[Dataset items]
::::

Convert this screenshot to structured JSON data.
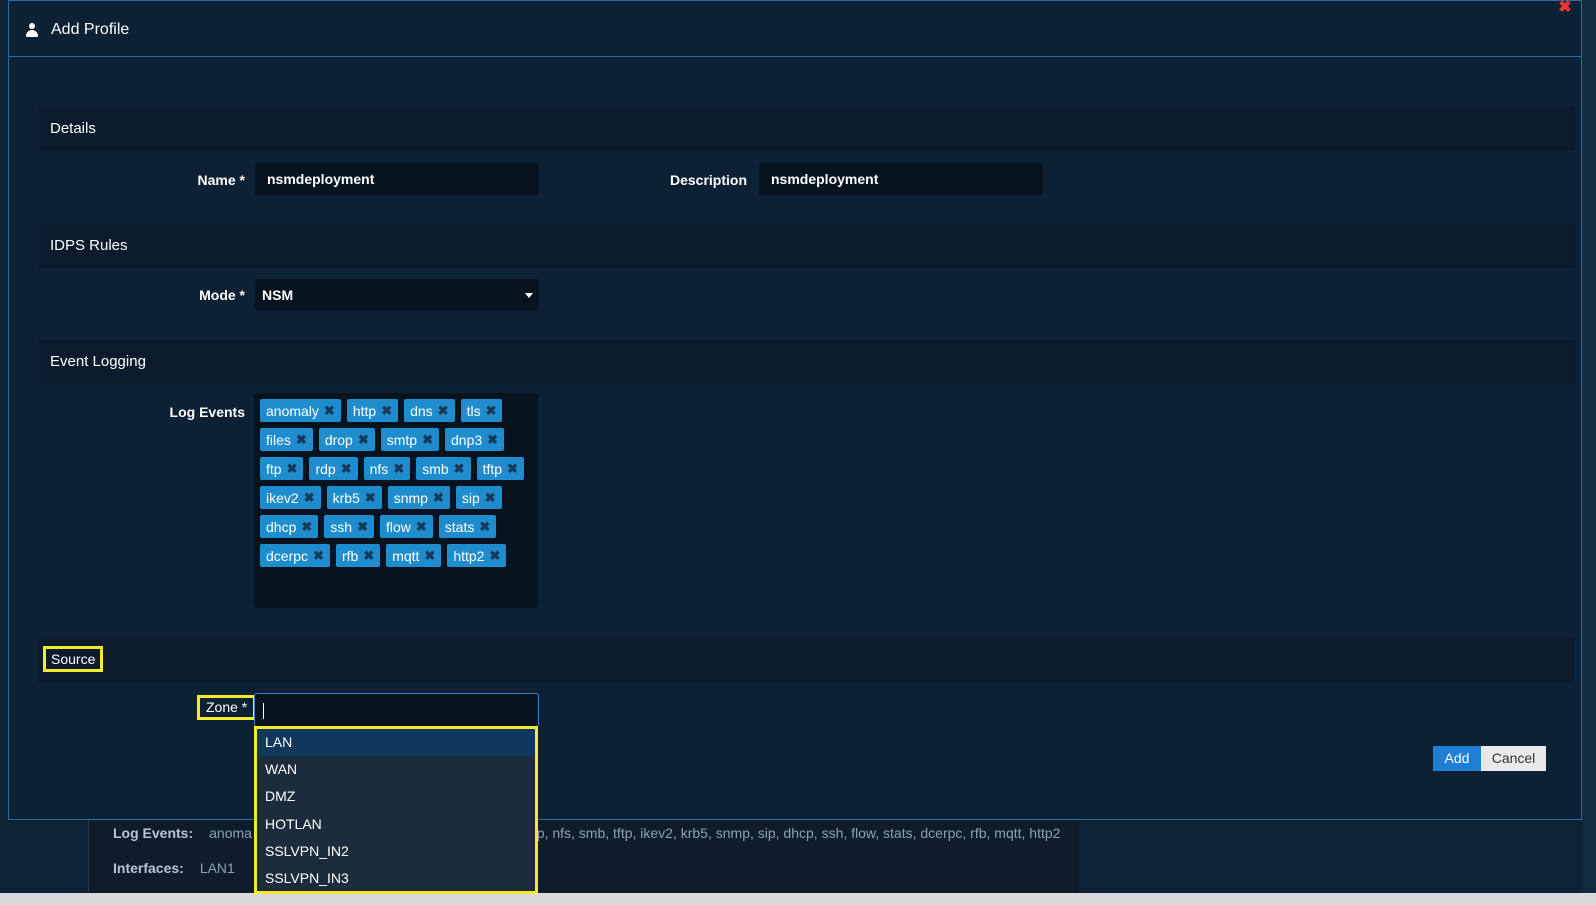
{
  "modal": {
    "title": "Add Profile",
    "close_glyph": "✖"
  },
  "sections": {
    "details": "Details",
    "idps_rules": "IDPS Rules",
    "event_logging": "Event Logging",
    "source": "Source"
  },
  "details": {
    "name_label": "Name *",
    "name_value": "nsmdeployment",
    "description_label": "Description",
    "description_value": "nsmdeployment"
  },
  "idps": {
    "mode_label": "Mode *",
    "mode_value": "NSM"
  },
  "logging": {
    "log_events_label": "Log Events",
    "tag_rows": [
      [
        "anomaly",
        "http",
        "dns",
        "tls"
      ],
      [
        "files",
        "drop",
        "smtp",
        "dnp3"
      ],
      [
        "ftp",
        "rdp",
        "nfs",
        "smb",
        "tftp"
      ],
      [
        "ikev2",
        "krb5",
        "snmp",
        "sip"
      ],
      [
        "dhcp",
        "ssh",
        "flow",
        "stats"
      ],
      [
        "dcerpc",
        "rfb",
        "mqtt",
        "http2"
      ]
    ]
  },
  "source": {
    "zone_label": "Zone *",
    "zone_value": "",
    "zone_options": [
      "LAN",
      "WAN",
      "DMZ",
      "HOTLAN",
      "SSLVPN_IN2",
      "SSLVPN_IN3"
    ]
  },
  "footer": {
    "add_label": "Add",
    "cancel_label": "Cancel"
  },
  "background": {
    "log_events_label": "Log Events:",
    "log_events_value": "anoma",
    "log_events_tail": "dp, nfs, smb, tftp, ikev2, krb5, snmp, sip, dhcp, ssh, flow, stats, dcerpc, rfb, mqtt, http2",
    "interfaces_label": "Interfaces:",
    "interfaces_value": "LAN1"
  },
  "colors": {
    "accent": "#1f7fd5",
    "tag": "#1e8ccd",
    "highlight": "#f2ec2a",
    "close": "#e33333"
  },
  "icons": {
    "user": "user-icon",
    "close": "close-icon",
    "remove": "remove-tag-icon",
    "caret": "caret-down-icon"
  }
}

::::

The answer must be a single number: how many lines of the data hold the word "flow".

» **Result**
2